“World Liver Day is meant to unite the voices of all affected by liver-related issues under one banner of prevention, promotion, and a long healthy life,” said Manal H El-Sayed, Chair of SOLDA.
The World Liver Day campaign will span over a period of three years. In 2023, the focus will be on raising public perception about liver diseases and breaking the stigma associated with them. In 2024, efforts will be directed towards seeking solutions and involving all relevant stakeholders to implement concrete activities, such as tailored educational programmes. Finally, in 2025, governance proposals will be put forward to tackle these issues in a concerted manner.
The liver is a remarkable organ, performing over 500 functions and regenerating itself with just 25% of healthy tissue. Despite affecting 844 million people globally and causing 2 million deaths per year, liver diseases are often overlooked in the global health agenda, leading to gaps in strategies to address this growing burden.
Non-Alcoholic Fatty Liver Disease (NAFLD), affecting up to 25% of people globally and linked to rising obesity and diabetes rates, has been excluded from WHO's global action plans for non-communicable diseases. Liver cancer is a growing global health problem, with an estimated 905,677 cases in 2020. Viral Hepatitis presents further health challenges, with death rates now surpassing those of HIV/AIDS.
Stigma creates barriers to disease awareness and access to care for at-risk populations such as drug users, those with alcohol disorders, and people with obesity. Liver disease is often stigmatized as being caused by alcohol or drug abuse, leading to shame and isolation for those with the condition. This stigma can also cause reluctance to seek medical treatment or disclose the condition to others. Misbeliefs that liver disease is contagious and social ostracisation in some cultures further add to the stigma. Overcoming this stigma is crucial to improving access to care and promoting health policies.
World Liver Day aims to catalyse better health policies that put people first, prioritise healthy lifestyles, and leave no organ behind.
About the European Association for the Study of the Liver (EASL)
EASL, the European Association for the Study of the Liver, founded in 1966, is a medical association dedicated to pursuing excellence in liver research, to the clinical practice of liver disorders, and to providing education to all those interested in hepatology. As of 2023, EASL serves 4,900 members.

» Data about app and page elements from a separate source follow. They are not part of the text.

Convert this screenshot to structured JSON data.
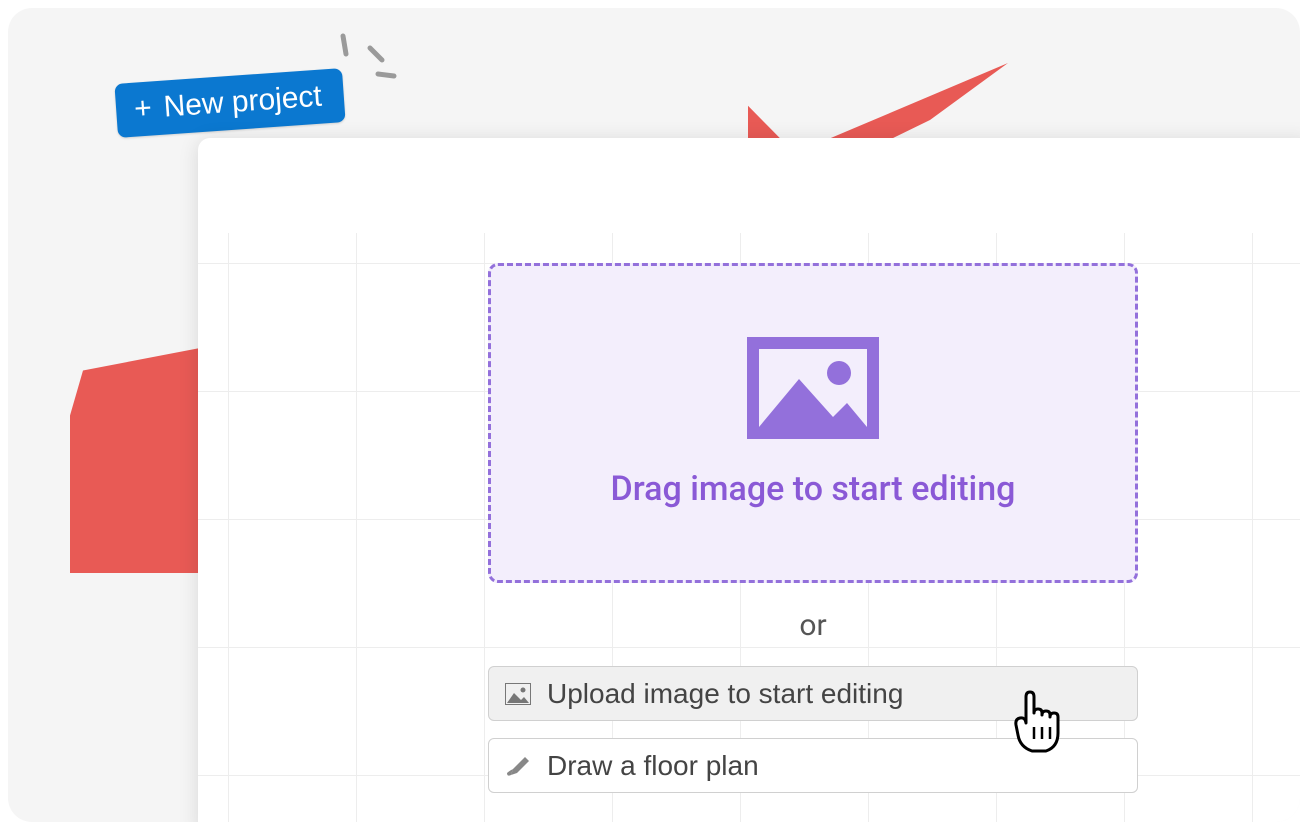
{
  "new_project": {
    "label": "New project"
  },
  "drop_zone": {
    "text": "Drag image to start editing"
  },
  "divider_text": "or",
  "options": {
    "upload": "Upload image to start editing",
    "draw": "Draw a floor plan"
  },
  "colors": {
    "primary_blue": "#0b78d0",
    "purple": "#9370db",
    "purple_text": "#8a59d6",
    "purple_bg": "#f3eefc",
    "red_shape": "#e85a55"
  }
}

About the American Association for the Study of Liver Diseases (AASLD)
AASLD is the leading organization of clinicians and researchers committed to preventing and curing liver disease. The work of our members has laid the foundation for the development of drugs used to treat patients with viral hepatitis. Access to care and support of liver disease research are at the center of AASLD’s advocacy efforts.
About the Latin American Association for the Study of the Liver (ALEH)
ALEH is a scientific society that aims to advance the study and practice of hepatology in Latin America. Our primary objective is to promote and disseminate knowledge, experiences and advances in the field, through active collaboration and exchange with local and international specialists, institutions, and the wider community.
About the Asian Pacific Association for the Study of the Liver (APASL)
APASL is one of the leading associations based on investigation and treatment of liver diseases in the world and the largest scientific body that upholds the standards and profession, research and create improved treatment methods for millions of liver patients particularly in the entire Asia Pacific Region.
About the Society on Liver Disease in Africa (SOLDA)
Transforming liver health in Africa though collaboration, education, scientific exchange, and consensus. SOLDA’s main objective is to advance and disseminate the science and practice of hepatology through educational activities, conferences, and partnerships. We foster research and facilitate consensus and practical guidance. In creation of a community of hepatology scientists and clinicians throughout Africa, we promote communication between healthcare professionals throughout the region.